Philly's historic colonial Elfreth's Alley, invaded by a BMW. What would Paul Revere have to say about THAT? Well FIRST he'd have to get himself out of Boston because...this is Philly.
Elfreth's Alley, the longest continually inhabited residential street in America is a cobble stoned colonial piece of American history which just happens to have a city sprung up around it. Dating back to the early 18th Century, it is named for blacksmith and property owner Jeremy Elfreth and was the home to artisans and trades people who were the backbone of colonial Philly. You know, those butchers, bakers, and candlestick makers.
(yes, I layed on the cobble stone. It HURT)
Now? It's home to anyone who can fork up the beau coup bucks the homes command AND who don't mind living their lives behind permanently drawn blinds due to the curious poking their noses (and cameras) around their homes.
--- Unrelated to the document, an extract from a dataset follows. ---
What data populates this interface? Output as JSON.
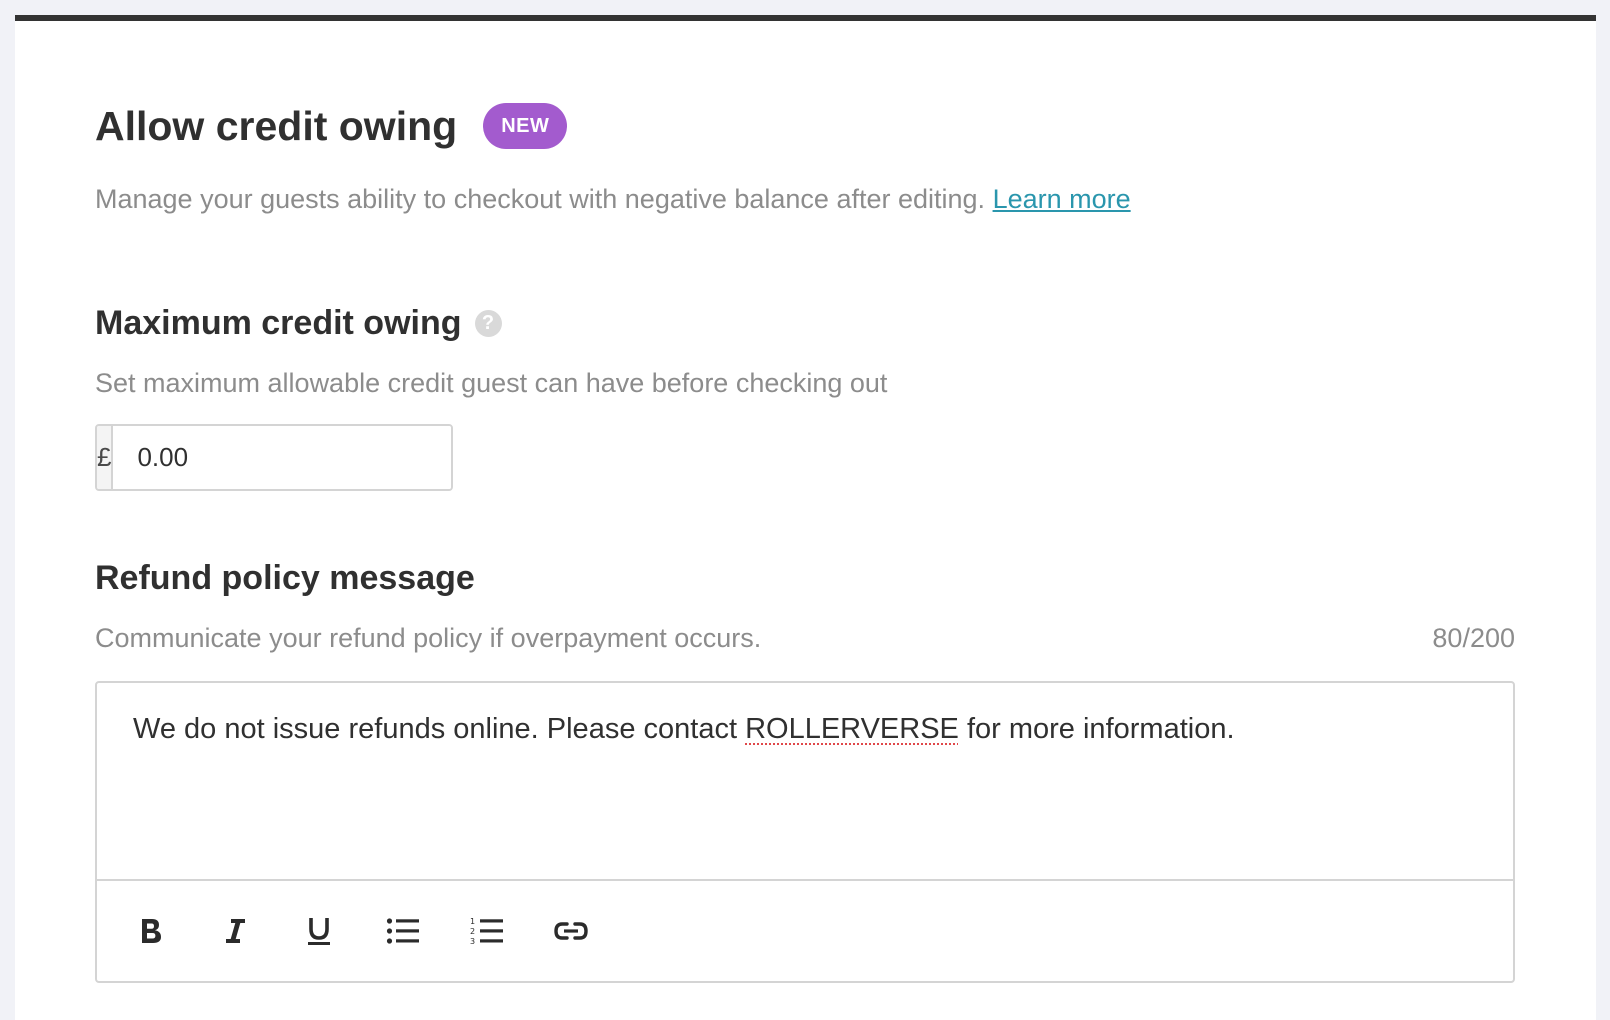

You know, those doctors, lawyers, and corporate executives who are the back bone of urban life. Not that I feel TOO sorry for them, the inconveniences come hand-in-hand with mailing address bragging rights. And seriously, you know what you are getting in to, when you decide to live here. The likes of MOI snooping around your front yard for a good photo.
So just what does it cost to own 1400 square feet of American history? This property is listed for $630,000. A real steal because you actually get 1480 feet for that price. So Ms. Frederico, you can thank me at closing, all I ask is a small piece of your commission to buy a macro lens in return for this free piece of advertising. By the way, I did peek in the windows and let me tell ya...this place is cuuuuute! Kudos to the owners for their choice of traditional colonial stainless steel appliances and gorgeous black granite counter tops in the kitchen. I'm sure ANY candlestick maker would enjoy melting their wax in surroundings like that!
What do you get if you live in one of the hot properties on Elfreth's Alley in addition to a multitude of gawkers? A step back into time, and preservation of three centuries worth of cobble stoned streets, old-fashioned flower boxes, shutters, Flemish brickwork and a multitude of colors and architectural details.
What DON'T ya get? Privacy, and....definitely no where to park that BMW. Which I'm sure would have made Paul Revere smile because he had enough on his plate with the dang British coming. Not to mention severe yearly emotional angst with those Boston Red Sox.